On Monday, British Prime Minister David Cameron revealed in the House of Commons that a drone strike carried out on 21 August killed two British Islamic State jihadists.
Reyaad Khan, 21 born in Cardiff, and Ruhul Amin, from Aberdeen travelled to Syria to fight alongside Islamic State in November 2013 after supposedly being brainwashed from hearing IS propaganda videos and messages.
David Cameron revealed that the pair who were travelling in the same car near Raqqa, Syria were killed in a targeted drone strike.
The PM came under fire in the Commons, mainly from the acting Leader of the Opposition, the Labour Party’s Harriet Harman due to Cameron having previously ruled out military action in Syria. Harman was calling for the documents detailing the basis of the attack to be published.
The strike was the first UK drone attack on a British citizen and was carried out by a remotely piloted aircraft.
Cameron claimed that the act was “self defence” and took place only after “meticulous planning”.
The British government had gained intelligence that the two British Islamic State jihadists were plotting attacks on high-profile public commemorations that eventually took place without incidence in the UK this summer, including a plot to kill the Queen. Cameron stated that the attorney general had been consulted and it was agreed that there was a clear basis for the targeted drone strike.
The news came as a shock to Khan’s family and local community from Riverside in Cardiff who were said to be praying for his wellbeing and eventual safe return. “The news is shocking and we never expected it to come to this” said Mohammed Islam a family friend.
A high achiever, Khan was set to be driven in pursuing a career in politics and said that he wanted to become the country’s first Asian Prime Minister. However his views, dreams and aspirations soon changed. He stated that the British government was wasting valuable resources on “illegal wars” and that the world needs to “get rid of the evil”. Khan then travelled to Syria to take up arms with the IS militants. He began posting radical messages on his social media accounts and using them as a platform to boast about the murders that he had committed.
Amin, also killed in the drone strike was raised in Aberdeen and described the moment he left for Syria as the “happiest of my life”. Weeks later he was thought to have been killed by an Iraqi army Swat team but he was later discovered to be contacting his sister, telling her to come and join the fight.
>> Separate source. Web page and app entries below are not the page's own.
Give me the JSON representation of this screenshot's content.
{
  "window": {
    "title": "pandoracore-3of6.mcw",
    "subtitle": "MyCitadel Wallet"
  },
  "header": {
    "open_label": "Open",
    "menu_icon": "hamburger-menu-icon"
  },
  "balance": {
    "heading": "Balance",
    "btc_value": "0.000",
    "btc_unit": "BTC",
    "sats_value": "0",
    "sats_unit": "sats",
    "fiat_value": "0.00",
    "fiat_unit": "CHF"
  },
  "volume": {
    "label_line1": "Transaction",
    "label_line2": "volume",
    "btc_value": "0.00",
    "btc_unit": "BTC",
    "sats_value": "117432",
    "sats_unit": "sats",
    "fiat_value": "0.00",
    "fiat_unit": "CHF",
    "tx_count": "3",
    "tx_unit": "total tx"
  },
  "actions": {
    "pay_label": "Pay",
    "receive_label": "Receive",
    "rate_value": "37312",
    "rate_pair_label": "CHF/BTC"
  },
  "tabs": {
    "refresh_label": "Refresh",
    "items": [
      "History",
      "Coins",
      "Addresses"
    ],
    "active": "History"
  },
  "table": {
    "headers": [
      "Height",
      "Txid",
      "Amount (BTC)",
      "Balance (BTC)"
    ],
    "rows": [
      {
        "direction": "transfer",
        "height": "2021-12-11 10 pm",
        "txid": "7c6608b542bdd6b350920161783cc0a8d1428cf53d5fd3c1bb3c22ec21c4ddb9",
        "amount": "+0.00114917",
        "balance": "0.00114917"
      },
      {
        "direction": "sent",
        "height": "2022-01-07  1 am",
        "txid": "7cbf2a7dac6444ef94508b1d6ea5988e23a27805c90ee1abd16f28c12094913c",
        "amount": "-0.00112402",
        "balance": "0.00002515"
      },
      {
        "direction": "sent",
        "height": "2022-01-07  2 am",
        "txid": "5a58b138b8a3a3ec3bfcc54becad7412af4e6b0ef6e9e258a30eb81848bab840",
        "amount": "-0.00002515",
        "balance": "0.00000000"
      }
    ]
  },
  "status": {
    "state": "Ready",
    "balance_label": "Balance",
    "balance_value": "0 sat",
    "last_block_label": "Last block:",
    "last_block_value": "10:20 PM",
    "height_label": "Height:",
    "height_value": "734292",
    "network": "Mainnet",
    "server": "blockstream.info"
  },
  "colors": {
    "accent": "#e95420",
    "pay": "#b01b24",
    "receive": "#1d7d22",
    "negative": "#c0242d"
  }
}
The danger is that people from around the world will continue to be recruited to fight with IS and brainwashed into thinking that the West is evil and that they’re doing the right thing by killing non-believers. They also have no fear of death, which makes them a dangerous prospect to face and fight against. When in Syria, Amin said “if I die I’ll be with Allah. I have no fear whatsoever